● Exercise details: What lines below contain the string "Gold"? List them all.

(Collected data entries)
============================================================

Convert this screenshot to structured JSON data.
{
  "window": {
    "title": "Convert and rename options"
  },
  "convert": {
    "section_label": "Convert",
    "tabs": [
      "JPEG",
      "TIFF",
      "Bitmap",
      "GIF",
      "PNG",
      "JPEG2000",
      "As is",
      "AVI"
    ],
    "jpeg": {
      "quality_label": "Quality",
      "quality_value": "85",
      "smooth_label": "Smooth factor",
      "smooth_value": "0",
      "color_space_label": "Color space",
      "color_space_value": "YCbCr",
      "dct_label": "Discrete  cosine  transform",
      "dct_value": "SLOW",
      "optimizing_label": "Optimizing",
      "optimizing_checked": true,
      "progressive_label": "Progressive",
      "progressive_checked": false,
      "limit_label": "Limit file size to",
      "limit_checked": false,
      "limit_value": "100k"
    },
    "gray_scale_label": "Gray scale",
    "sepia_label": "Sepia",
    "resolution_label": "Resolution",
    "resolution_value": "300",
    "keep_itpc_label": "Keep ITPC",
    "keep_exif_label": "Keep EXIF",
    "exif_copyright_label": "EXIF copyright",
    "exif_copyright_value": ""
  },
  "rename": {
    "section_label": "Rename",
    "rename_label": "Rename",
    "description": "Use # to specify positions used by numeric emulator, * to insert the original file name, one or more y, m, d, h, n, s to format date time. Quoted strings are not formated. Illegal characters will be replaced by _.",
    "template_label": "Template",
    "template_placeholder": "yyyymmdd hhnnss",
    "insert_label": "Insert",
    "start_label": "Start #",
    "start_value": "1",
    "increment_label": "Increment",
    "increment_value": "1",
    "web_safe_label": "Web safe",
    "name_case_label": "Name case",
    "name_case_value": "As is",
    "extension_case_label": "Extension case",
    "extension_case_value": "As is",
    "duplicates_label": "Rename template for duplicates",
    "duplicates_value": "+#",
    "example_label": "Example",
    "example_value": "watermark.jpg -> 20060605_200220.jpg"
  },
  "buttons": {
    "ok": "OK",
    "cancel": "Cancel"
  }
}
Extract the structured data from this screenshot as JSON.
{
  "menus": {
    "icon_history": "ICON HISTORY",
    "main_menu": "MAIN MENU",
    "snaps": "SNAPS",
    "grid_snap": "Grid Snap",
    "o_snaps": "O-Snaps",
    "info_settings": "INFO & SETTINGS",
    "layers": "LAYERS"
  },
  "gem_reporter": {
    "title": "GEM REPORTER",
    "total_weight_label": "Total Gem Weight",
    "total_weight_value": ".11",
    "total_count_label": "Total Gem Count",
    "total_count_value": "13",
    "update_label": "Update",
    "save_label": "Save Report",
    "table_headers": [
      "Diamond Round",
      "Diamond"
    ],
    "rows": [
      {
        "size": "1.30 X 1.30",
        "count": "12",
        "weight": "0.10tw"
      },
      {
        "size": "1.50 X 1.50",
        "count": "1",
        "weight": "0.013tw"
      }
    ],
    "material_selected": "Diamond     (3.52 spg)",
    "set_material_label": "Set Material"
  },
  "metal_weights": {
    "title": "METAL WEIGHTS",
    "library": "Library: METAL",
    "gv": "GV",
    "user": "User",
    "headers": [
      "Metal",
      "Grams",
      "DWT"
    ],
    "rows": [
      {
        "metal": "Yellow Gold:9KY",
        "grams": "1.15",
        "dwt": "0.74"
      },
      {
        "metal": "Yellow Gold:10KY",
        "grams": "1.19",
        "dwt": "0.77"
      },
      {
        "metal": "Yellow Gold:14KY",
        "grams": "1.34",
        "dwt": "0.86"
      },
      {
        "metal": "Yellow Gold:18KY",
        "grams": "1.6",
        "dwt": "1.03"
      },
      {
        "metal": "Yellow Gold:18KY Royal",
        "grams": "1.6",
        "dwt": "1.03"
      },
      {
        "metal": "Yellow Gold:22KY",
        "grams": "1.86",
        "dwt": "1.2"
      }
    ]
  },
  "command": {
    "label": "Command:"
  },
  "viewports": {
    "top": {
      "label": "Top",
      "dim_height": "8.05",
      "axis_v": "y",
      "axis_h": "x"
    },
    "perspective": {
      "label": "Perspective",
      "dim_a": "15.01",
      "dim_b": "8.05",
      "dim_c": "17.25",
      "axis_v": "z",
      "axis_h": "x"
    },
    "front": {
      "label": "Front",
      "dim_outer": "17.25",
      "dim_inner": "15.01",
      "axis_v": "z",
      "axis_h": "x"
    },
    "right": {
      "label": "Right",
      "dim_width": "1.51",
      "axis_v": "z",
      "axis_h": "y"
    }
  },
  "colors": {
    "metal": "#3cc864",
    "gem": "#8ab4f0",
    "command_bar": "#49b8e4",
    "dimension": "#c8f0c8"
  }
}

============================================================

● Task result:
        "metal": "Yellow Gold:9KY",
        "metal": "Yellow Gold:10KY",
        "metal": "Yellow Gold:14KY",
        "metal": "Yellow Gold:18KY",
        "metal": "Yellow Gold:18KY Royal",
        "metal": "Yellow Gold:22KY",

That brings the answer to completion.